In tcsh, the built-in
sched command causes a command to be executed by the current shell at a specified time.
I have the following
$HOME/.sched file (this is a simplified version of it):
setenv today `date +%F` sched +00:01 sched 00:00 source $HOME/.sched
source $HOME/.sched in my
This sets the environment variable
$today to, for example,
"2012-06-25", and automatically updates it to the current date every night at midnight. The job automatically reschedules itself every time it runs.
Note that the
date command is invoked only once each day, and only when it's needed.
Is there a way to do this in bash? Note that the
at command won't work; it invokes a command externally and cannot affect the current shell's environment.
(I know that I can type
$(date +%F) rather than
$today, but since I use this interactively, the extra typing is a significant burden.)

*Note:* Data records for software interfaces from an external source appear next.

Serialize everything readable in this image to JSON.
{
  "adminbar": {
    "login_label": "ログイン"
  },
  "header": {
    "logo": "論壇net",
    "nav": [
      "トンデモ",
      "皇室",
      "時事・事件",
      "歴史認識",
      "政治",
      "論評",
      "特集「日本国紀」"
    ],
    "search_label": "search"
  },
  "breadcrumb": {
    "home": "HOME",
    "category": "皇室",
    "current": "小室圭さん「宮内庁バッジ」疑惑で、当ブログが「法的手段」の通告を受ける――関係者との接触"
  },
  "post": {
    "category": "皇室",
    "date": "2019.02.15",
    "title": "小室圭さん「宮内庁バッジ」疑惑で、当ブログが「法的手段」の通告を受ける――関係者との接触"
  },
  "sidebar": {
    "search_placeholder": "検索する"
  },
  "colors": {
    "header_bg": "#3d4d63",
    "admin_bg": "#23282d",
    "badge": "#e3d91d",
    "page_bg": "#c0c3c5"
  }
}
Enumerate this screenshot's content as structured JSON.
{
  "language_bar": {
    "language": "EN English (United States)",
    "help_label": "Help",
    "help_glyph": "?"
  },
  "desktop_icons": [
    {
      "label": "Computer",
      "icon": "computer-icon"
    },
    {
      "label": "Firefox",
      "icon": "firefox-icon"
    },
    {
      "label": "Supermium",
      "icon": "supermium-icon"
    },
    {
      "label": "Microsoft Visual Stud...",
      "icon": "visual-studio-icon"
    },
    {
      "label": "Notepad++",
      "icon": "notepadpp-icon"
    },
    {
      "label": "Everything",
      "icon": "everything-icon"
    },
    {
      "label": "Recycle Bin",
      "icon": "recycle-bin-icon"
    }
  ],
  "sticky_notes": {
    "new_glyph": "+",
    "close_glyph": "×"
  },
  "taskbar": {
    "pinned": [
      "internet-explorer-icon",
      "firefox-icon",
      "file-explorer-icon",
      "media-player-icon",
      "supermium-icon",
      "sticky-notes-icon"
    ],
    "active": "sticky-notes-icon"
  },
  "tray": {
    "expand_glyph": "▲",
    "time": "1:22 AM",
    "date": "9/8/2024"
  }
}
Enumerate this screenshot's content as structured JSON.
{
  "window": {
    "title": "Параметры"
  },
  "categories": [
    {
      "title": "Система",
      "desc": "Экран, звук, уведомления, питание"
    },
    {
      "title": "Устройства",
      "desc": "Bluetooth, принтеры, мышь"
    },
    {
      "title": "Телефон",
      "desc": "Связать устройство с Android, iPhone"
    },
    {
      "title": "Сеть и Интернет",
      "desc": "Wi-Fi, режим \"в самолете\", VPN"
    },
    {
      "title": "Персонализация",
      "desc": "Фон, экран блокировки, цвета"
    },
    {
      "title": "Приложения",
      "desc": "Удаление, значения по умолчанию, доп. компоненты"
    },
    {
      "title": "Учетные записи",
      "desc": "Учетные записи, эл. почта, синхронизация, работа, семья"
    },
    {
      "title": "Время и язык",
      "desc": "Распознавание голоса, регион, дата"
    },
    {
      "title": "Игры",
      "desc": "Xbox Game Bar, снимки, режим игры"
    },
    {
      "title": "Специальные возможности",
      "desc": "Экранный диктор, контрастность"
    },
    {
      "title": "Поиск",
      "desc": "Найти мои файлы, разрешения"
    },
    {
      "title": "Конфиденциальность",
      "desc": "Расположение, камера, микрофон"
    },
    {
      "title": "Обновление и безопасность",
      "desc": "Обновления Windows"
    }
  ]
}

tcsh also has a number of special aliases that are executed automatically in certain circumstances:
The beepcmd, cwdcmd, periodic, precmd, postcmd, and jobcmd Special aliases can be set, respectively, to execute commands when the shell wants to ring the bell, when the working directory changes, every tperiod minutes, before each prompt, before each command gets executed, after each command gets executed, and when a job is started or is brought into the foreground.
Does bash have anything like these?